Cassidy, one of the bill's sponsors, told ABC's This Week that he will introduce a new bill Monday given the revisions that have been worked out, nullifying what CBO releases Monday.

Republicans need 50 of their 52 senators to vote for the bill under special budget rules that allow them to avoid the typical 60-vote threshold, which would require Democratic support. Those rules expire on Sept. 30.

Sens. Rand Paul and John McCain have already announced they are against it, leaving the bill within one vote of failure and earning them criticism from President Trump.

McCain criticized the closed process of drafting the bill, as opposed to going through "regular order" with open public hearings and votes in Senate committees. "I would consider supporting legislation similar to that offered by my friends Senators Graham and Cassidy were it the product of extensive hearings, debate and amendment. But that has not been the case," he said in a statement on Friday.

Collins reiterated that criticism on Sunday morning, in addition to her concern about the impact of the policy.

Paul said he opposes the bill because it doesn't go far enough in repealing the Affordable Care Act, by maintaining many of the taxes while redirecting the funds to states. "I won't be bribed or bullied," Paul said as Trump has lambasted him.

Sen. Lisa Murkowski, R-Alaska, has not given any indication about which way she would vote. And during an appearance with The Texas Tribune on Saturday, Sen. Ted Cruz, R-Texas, made it clear that he is not on board after changes he proposed were left out of the bill. Cruz suggested that Utah Sen. Mike Lee might not support the bill, either. Opposition from any one of them would scuttle the bill regardless of how Collins eventually decides to vote.

Along with Paul, Cruz and Lee have sought changes to GOP bills all year long that would reduce federal health care funding beyond other Republican proposals. But such changes would likely cause Collins and Murkowski to oppose a bill, highlighting a simple math problem for GOP leadership trying to corral 50 votes — and it may prove to be insurmountable.

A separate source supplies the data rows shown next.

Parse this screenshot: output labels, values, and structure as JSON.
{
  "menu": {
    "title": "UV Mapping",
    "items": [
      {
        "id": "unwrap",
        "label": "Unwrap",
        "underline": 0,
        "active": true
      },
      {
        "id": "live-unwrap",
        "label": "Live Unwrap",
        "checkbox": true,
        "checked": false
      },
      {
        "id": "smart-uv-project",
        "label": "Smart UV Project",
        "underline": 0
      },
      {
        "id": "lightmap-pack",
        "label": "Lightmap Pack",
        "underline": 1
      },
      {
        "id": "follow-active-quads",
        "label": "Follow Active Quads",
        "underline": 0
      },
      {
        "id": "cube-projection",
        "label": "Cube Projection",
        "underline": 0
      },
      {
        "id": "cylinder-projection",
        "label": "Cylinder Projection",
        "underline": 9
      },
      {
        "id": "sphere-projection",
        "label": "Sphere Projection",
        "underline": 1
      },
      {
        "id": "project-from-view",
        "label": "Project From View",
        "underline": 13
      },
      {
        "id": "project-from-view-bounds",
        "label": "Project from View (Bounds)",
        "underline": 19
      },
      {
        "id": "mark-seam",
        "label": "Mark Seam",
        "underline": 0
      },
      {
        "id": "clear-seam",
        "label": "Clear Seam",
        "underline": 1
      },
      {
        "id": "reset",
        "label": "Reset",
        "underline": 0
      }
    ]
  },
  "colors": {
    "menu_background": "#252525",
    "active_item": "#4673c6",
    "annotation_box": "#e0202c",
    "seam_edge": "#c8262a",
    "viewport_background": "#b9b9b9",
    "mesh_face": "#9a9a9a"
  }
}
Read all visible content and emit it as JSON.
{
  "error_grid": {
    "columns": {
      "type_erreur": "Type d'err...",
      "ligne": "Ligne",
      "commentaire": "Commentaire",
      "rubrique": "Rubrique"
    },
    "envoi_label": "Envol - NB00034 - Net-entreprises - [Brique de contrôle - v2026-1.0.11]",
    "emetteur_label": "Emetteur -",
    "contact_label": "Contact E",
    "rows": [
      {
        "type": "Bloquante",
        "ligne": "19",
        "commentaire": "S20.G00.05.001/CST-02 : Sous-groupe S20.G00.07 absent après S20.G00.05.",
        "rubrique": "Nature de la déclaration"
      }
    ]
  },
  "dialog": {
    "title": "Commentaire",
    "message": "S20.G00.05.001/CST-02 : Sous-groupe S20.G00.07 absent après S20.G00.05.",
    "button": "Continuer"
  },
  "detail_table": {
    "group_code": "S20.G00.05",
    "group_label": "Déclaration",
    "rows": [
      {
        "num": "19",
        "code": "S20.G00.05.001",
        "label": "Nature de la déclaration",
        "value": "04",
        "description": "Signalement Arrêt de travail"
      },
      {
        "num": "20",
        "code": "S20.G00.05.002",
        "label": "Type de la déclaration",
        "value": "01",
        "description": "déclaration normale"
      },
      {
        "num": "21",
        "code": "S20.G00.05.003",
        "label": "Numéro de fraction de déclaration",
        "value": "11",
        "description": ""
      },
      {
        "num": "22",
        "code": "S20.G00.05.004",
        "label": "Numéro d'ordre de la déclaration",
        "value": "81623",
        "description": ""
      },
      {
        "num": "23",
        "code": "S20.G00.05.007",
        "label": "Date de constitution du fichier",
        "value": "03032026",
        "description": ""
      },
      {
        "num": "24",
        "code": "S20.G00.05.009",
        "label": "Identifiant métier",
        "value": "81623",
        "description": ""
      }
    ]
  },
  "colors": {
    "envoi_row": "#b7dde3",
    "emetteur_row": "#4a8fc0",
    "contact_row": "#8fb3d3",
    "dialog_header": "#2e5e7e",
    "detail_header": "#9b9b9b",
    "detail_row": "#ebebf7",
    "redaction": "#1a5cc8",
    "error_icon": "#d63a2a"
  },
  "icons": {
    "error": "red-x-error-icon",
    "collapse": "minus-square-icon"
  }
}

Senate Majority Leader Mitch McConnell's office said he "intends" to bring the Graham-Cassidy bill to the floor this week, but it's not known whether that would still happen if it's known to fail.

After Collins, McCain and Murkowski voted to sink the last GOP attempt to repeal Obamacare in July, bipartisan efforts to fix the health care system began. Those have been put on hold, but if Republicans can't pass a bill in the Senate by the end of the week, bipartisan efforts could pick up again.